Turkey’s ‘doorman complex’
The photo featured happy faces – Turkish and European. Last week, three EU bigwigs were in Ankara: Federica Mogherini, the EU’s foreign affairs chief; Johannes Hahn, a chief enlargement official; and Christos Stylianides, commissioner for humanitarian aid and crisis management. The happy-faced trio was seen with two Turkish happy faces: Foreign Minister Mevlüt Çavuşoğlu and EU Minister Volkan Bozkır.
Literally impressed by the “family picture,” Mr. Bozkır called on the EU to “make visible” the dialogue between Ankara and Brussels by “inviting Turkish leaders to EU meetings and taking them into EU family photographs.”
After examining the smiling faces in the family picture, this columnist wrote in the Gatestone Institute’s journal (“Turkey and EU: The Kodak-Moment,” Dec. 14, 2014): “The truth is, Turkey’s longer-than-half-a-century journey to full EU membership offers volumes of thick picture books full of similar smiling faces, most of them no longer alive. But both the club and the applicant know that Turkey has been dragged planets away from the EU in terms of culture and socio-politics. Turkey is too un-European in political culture; sometimes even hostile to Europe.”

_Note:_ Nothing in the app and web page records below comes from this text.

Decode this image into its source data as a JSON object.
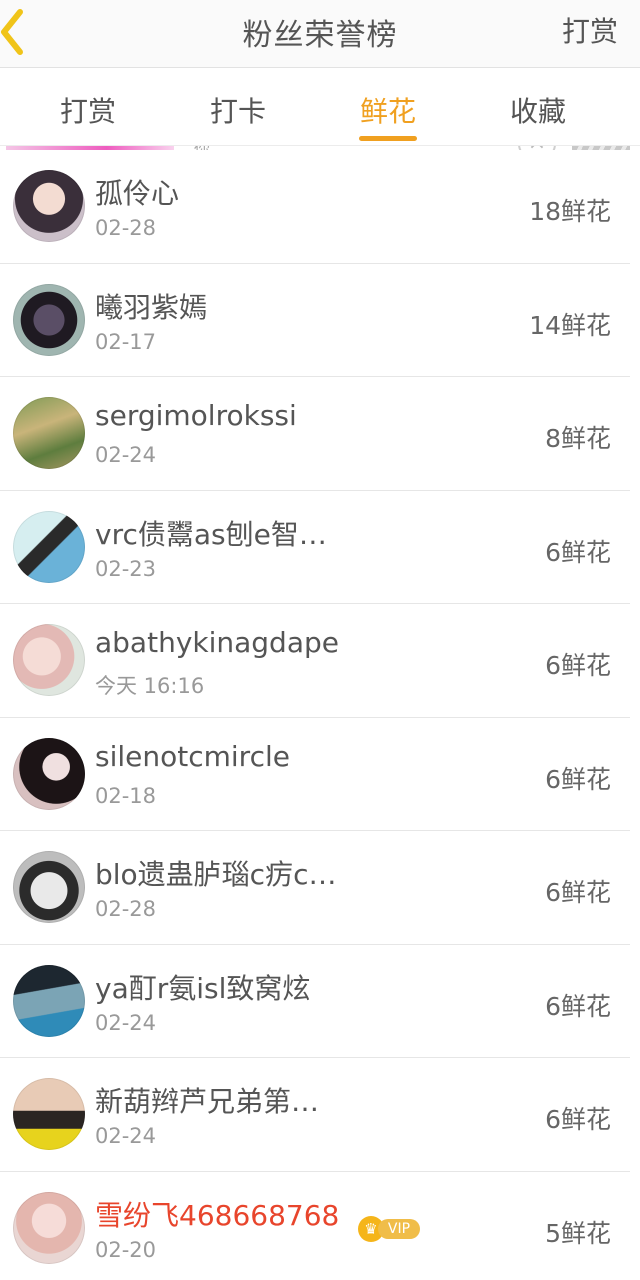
{
  "header": {
    "title": "粉丝荣誉榜",
    "action_label": "打赏",
    "back_icon": "chevron-left-icon",
    "accent_color": "#f0c419"
  },
  "tabs": [
    {
      "label": "打赏",
      "active": false
    },
    {
      "label": "打卡",
      "active": false
    },
    {
      "label": "鲜花",
      "active": true
    },
    {
      "label": "收藏",
      "active": false
    }
  ],
  "tab_active_color": "#f0a020",
  "ad": {
    "text": "你",
    "close_glyph": "×"
  },
  "fans": [
    {
      "name": "孤伶心",
      "date": "02-28",
      "count": "18鲜花",
      "vip": false
    },
    {
      "name": "曦羽紫嫣",
      "date": "02-17",
      "count": "14鲜花",
      "vip": false
    },
    {
      "name": "sergimolrokssi",
      "date": "02-24",
      "count": "8鲜花",
      "vip": false
    },
    {
      "name": "vrc债鬻as刨e智…",
      "date": "02-23",
      "count": "6鲜花",
      "vip": false
    },
    {
      "name": "abathykinagdape",
      "date": "今天 16:16",
      "count": "6鲜花",
      "vip": false
    },
    {
      "name": "silenotcmircle",
      "date": "02-18",
      "count": "6鲜花",
      "vip": false
    },
    {
      "name": "blo遗蛊胪瑙c疠c…",
      "date": "02-28",
      "count": "6鲜花",
      "vip": false
    },
    {
      "name": "ya酊r氨isl致窝炫",
      "date": "02-24",
      "count": "6鲜花",
      "vip": false
    },
    {
      "name": "新葫辫芦兄弟第…",
      "date": "02-24",
      "count": "6鲜花",
      "vip": false
    },
    {
      "name": "雪纷飞468668768",
      "date": "02-20",
      "count": "5鲜花",
      "vip": true,
      "vip_label": "VIP"
    }
  ]
}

“Only a week before the EU bigwigs arrived in Ankara, Turkish President Recep Tayyip Erdoğan accused western [Christian] states of ‘not liking us [Muslims],’ for ‘loving oil, gold, diamonds, and the cheap labor force of the Islamic world,’ and for ‘wanting us [Muslims] dead and liking seeing our children die.’
“The EU cannot slam the door in Turkey’s face for many geopolitical reasons … While the Europeans wasted their time in self-deception – that Turkey’s Islamists were in fact pro-EU, post-Islamists reformers – Turkey was implementing a plan to turn into, not a member of, but a Muslim challenge to, what its leaders privately view as a hostile ‘Christendom.’
“Turkey under Islamist rule has keenly pretended that it wants EU membership, while in reality deeply disliking its ‘Christian’ culture; and the EU leaders have pretended that Turkey would one day join the club, while knowing that it would not.”
But the play-acting goes on at full speed. Less than a week after the “Kodak-moment,” the EU would accuse Turkey of violating press freedom by arresting journalists; a move the EU said was incompatible with European values. Two happy faces of the “family picture,” Ms. Mogherini and Mr. Hahn said any move toward membership depended on “full respect for the rule of law and fundamental rights.”
More heartbreakingly, Ms. Mogherini said she was very surprised by Erdoğan’s reaction “so soon after constructive talks with the Turkish government.” And as always, this columnist is very surprised by Ms. Mogherini’s (or her countless predecessors’) self-deception.
Dear Ms. Mogherini; if in the evening of Dec. 17 you typed “EU Turkey Surprise” and searched, Google would give you 1,270 million results. And Google would be very surprised by the fact that you were surprised. Why not hire Google as an advisor before you visit Ankara next time?
Apparently, Ms. Mogherini was surprised because President Erdoğan had said that: “The EU should mind its own business and keep its opinion to itself.”
And that: “We have no concern about what the EU might say, whether the EU accepts us or not.”
And that: “The EU has no right to give Turkey a democracy lesson … Take the trouble to come here, so that Turkey can give you a lesson in democracy … Turkey will never be the EU’s doorman.”
Perhaps the “doorman complex” explains what sounds so surprising to Ms. Mogherini – and large swathes of European intelligentsia.
It is the doorman complex: The unbearable heaviness, for proud Muslims, of having to knock on the doors of a Christian civilization for half a century, with no good omen in sight yet. It is the torments of an inner journey between pragmatism and the reality of being kept at the door of “those who want to see us and our children die.”
Russian Prime Minister Dmitry Medvedev had a point about recalling his predecessor’s joke, Viktor Chernomyrdin who once was asked by a journalist when Ukraine could join the EU. “After Turkey,” he replied. When should we expect Turkey to become a member, asked the journalist: “Never,” he replied.